Surprisingly Campos turned up as well, to celebrate their success in their first attendance at the long traditional football match between the teams (established 2011). ART were excited to arrive, being the reigning (and only) champions and keen to hang onto another trophy, but the three new teams for this year (Arden, Rapax and Campos) were all looking forward to putting on a strong performance, along with this year’s special guest team from SkyF1.
Arden started in blinding form, storming to an early lead in the championship with an easy victory over Trident due to a startling lack of form, and appearance, by the Italian squad. To be fair to them, the Trident guys told Alexa quite a while ago that they wouldn’t be able to turn up this year, but she forgot and put them on the list anyway. “Yes!” laughed Matteo Frolino, Arden’s Performance Engineer, when he heard the news. “Everyone is scared of us…”

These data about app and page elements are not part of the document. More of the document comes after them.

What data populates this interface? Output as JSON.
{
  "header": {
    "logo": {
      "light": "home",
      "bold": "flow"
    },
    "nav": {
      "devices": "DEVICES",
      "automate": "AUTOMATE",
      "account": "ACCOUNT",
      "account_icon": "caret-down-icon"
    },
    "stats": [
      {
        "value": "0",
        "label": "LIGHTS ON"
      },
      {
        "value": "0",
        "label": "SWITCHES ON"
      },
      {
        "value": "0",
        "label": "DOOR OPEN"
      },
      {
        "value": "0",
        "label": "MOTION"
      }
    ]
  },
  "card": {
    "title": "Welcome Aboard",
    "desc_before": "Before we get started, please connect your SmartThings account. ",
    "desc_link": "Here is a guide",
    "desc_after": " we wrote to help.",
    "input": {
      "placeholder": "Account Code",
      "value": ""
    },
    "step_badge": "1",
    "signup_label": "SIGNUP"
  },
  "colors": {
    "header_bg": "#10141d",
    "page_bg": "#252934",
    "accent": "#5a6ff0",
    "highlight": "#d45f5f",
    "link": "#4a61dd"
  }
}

Campos turned up late: whether this was due to getting lost on the way to the ground or some latent manana-ish cliched attitude is not known, but what is known is that they made up for lost time when they finally arrived by beating everyone they played on the way to victory in the tournament, prompting epic quantities of shrugging and pfft noises from the ART corner of the stand before they skulked off in a huff.
Although Campos celebrated by eating substantial quantities of deep fried … somethings at the restaurant Will and I were at, so ART can at least consider themselves the moral victors.
As for the other teams, GP2 had its usual ritual humiliation (“it’s not fair,” Marco sulked petulantly afterwards, by way of explanation for their customary drubbing: “we don’t get to train, and all the others get to play together all the time”) in the group of death (“we always get ART,” Marco huffed, “and they always kill us”), and MP eventually played after running around to draft in some players from the other teams, but were happy just to have a kickabout.
Rapax were also excited to play, and especially so when they did quite well, albeit not as well as they thought: they went home thinking they were second, but actually finished fourth. Team manager Marco Galuppi found out almost as soon as he’d machine-gunned his way through the crowd into the paddock this morning. “We’re going to appeal!” he laughed to Alexa, who smirked in reply “but Marco, you know that there are no appeals in GP2…”, while Campos team coordinator Javier Bono had one simple question: “is it on the website that we are the champions yet?”
I guess this blog means the answer is yes, Javier.
Unfortunately the weather was a bit rubbish today - hot, but overcast with a splash of rain later in the day - but no one was more disappointed by it than the gelato man, who mysteriously appeared in the hospitality unit to the delight of everyone, with most people asking if he was going to be at all rounds now (the answer, predictably but unfortunately, is no).
Rumours that he was installed as a part of the celebrations around hospitality boss Christian Staurenghi’s 300th grand prix go so far unconfirmed, but the champagne, cake and family and friends were certainly a part of the party.
Kevin Ceccon was making solid use of the gelato venditore, popping over every couple of hours for another scoop, but Mitch Evans wasn’t going near him, due to a sore neck which plagued him all morning as he waited for the physio to arrive before qualifying: “it’s the too-hard beds everyone seems to love over here: I would rather sleep in one like a marshmallow!” He did admit he will reward himself with an ice cream on Sunday, but only if he gets a win this weekend.
That’s assuming there’s any left by then. We’re watching you, Kevin.
So plenty of surprises for this year’s Monza event. Still, I thought to myself as I called in a drone strike so we could break through the crowd to escape the paddock this evening, it’s nice that some things don’t change, no matter how trying they may be.